Political events in Maharashtra and Tamil Nadu — where two respective regional parties, the Shiv Sena and the AIADMK, are fighting for survival — are all over the headlines and prime-time news.
The nation’s mood is decidedly political. And to accompany it, we released eight films with politics as a theme on the Netflix platform.
By chance, two movies on the list are Thackeray and thalaivi about the two leaders of Shiv Sena and AIADMK.
Without much ado, let’s dive into our list.
Prakash Jha, the director of Raajneeti, is no stranger to political films or controversies. Jha’s first movies gangaajal (2003) and apaharan (2005) also generated some controversies. There was confusion about Raajneeti as the character played by protagonist Katerina Kaif was allegedly based in whole or in part on Congress Party chief Sonia Gandhi and Rashtriya Janata Dal chief Rabri Devi. But the director brushed off all the criticism, saying the film was based on his interpretation of the Indian epic Mahabharatha.
The film sheds an interesting light on the shady backroom maneuvers of the political elite.
This Tamil film starring Vijay is not to be confused with Ram Gopal Verma’s Hindi film series of the same name with Amitabh Bachchan.
The Tamil movie was about an NRI businessman, who couldn’t vote in an election here, in a fit of resentment, starts a political party and runs for election here. Sarkar sparked a row for allegedly inciting political passions in the state, and the fact that the film’s main political character was named Komalavalli also led to protests. Komalavalli, for the record, has already been accused of being the original name of J Jayalalithaa, the former chief minister of Tamil Nadu.
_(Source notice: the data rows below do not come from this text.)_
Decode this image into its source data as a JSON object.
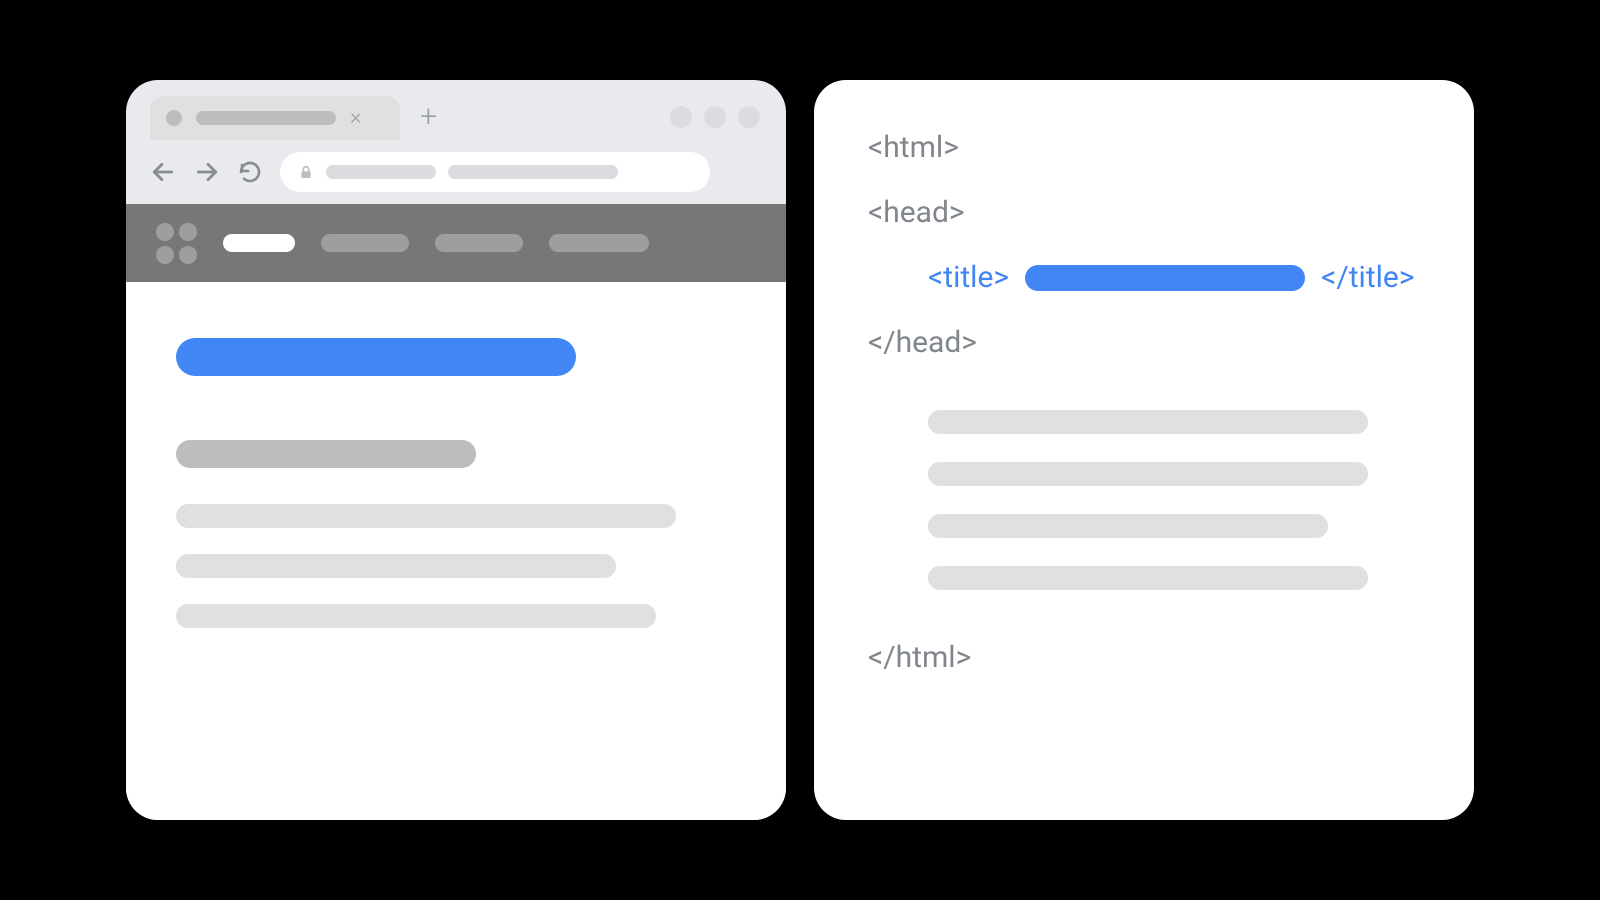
{
  "colors": {
    "accent_blue": "#4285f4",
    "gray_text": "#80868b",
    "gray_mid": "#bdbdbd",
    "gray_light": "#e0e0e0",
    "header_dark": "#777777"
  },
  "browser": {
    "tab_close_glyph": "×",
    "new_tab_glyph": "+"
  },
  "code": {
    "lines": {
      "html_open": "<html>",
      "head_open": "<head>",
      "title_open": "<title>",
      "title_close": "</title>",
      "head_close": "</head>",
      "html_close": "</html>"
    }
  }
}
This about the life and tumultuous times of J Jayalalithaa, the former Chief Minister of Tamil Nadu. A picturesque politician, his life was mired in controversy and exaggerated events, and she was the constant focus of the gossip sections of the newspapers. His dramatic life and times readily lend themselves to film adaptation. But showing it, warts and all, in the political climate of Tamil Nadu, is impossible. In this case, the film turned out to be lukewarm. Still, Kangana Ranaut did a decent job as the arsonist Jayalalithaa. But the scene-stealer was Arvind Swami as MG Ramachandran, Jayalalithaa’s former chief minister and mentor.
Rang De Basanti (2006)
The film, with its focus on student idealism and dark politics, has a special following. It captured the helpless angst of the country’s youth against the country’s established and venal political elite. The story follows a British film student traveling to India to document the story of five freedom fighters from the Indian revolutionary movement. She befriends and casts five young men in the film, which inspires them to fight the corruption of their own government. AR Rahman’s fervent music increased the film’s cult status.
This low-key production was a remarkable satire on grassroots politics in a country where caste and religion dominate. The vote of a single man, who by a whim of fate is renamed Nelson Mandela, decides who will be the president of a village panchayat that is divided into two casteist blocs. The handling of the situation is peculiar without being forced. So the mood is organic. One of the movies that got a parody even when it was just holding up a mirror to reality.
Malayalam cinema has made some remarkable and hard-hitting political films. In a state, which has a lot of politically conscious people, these films were bound to be made. 1 it’s about a chief minister who wants to take over political interests that work against the people and the state. Some of these venal forces are also of their own party. The Chief Minister’s character was loosely based on Kerala’s Chief Minister Pinarayi Vijayan. The film was accused of being a shill for him.
This is a fun movie straight out of Hindi heart states like UP, Bihar, Rajasthan and MP. But that would have gotten the film into trouble, and so the filmmakers set this political story in the fictional state of Harit Pradesh. It concerns a chief minister, who is sent to prison for a scandal, who appoints his wife as interim chief minister in his absence. But the seemingly docile woman, like the acting chief minister, becomes her own person and wants to prevent her husband’s release. Interwoven into this story is the message for the need for school education.
Madras Café (2013)
The complex and complicated ‘Tamil problem’ in Sri Lanka is the backdrop for this film. He found a huge backlash from political parties in Tamil Nadu, as they felt that Tamil rebels in Sri Lanka were poorly portrayed in the film.
The film was set in the late 1980s and early 1990s, during the time of Indian intervention in the Sri Lankan civil war and the assassination of Indian Prime Minister Rajiv Gandhi. The film deals with an Indian Army special officer who is appointed by the R&AW intelligence agency to head covert operations in Jaffna shortly after the Indian peacekeeping force is forced to withdraw. Cinemas in Tamil Nadu chose not to show the film.
This is a biopic about the man who founded Shiv Sena, Bal Thackeray. He was a polarizing figure, and his party is never far from a political battle or two. Making a film about a person and a party like that was always difficult. For, it is impossible to show the whole truth in the political climate that exists in India. In any case, the film received criticism for the way it presented the southern Indians. But the problem is that Shiv Sena and Thackeray owe their rise to the fact that they are decidedly anti-Madrasis (the erroneous but broad term for Southern Indians).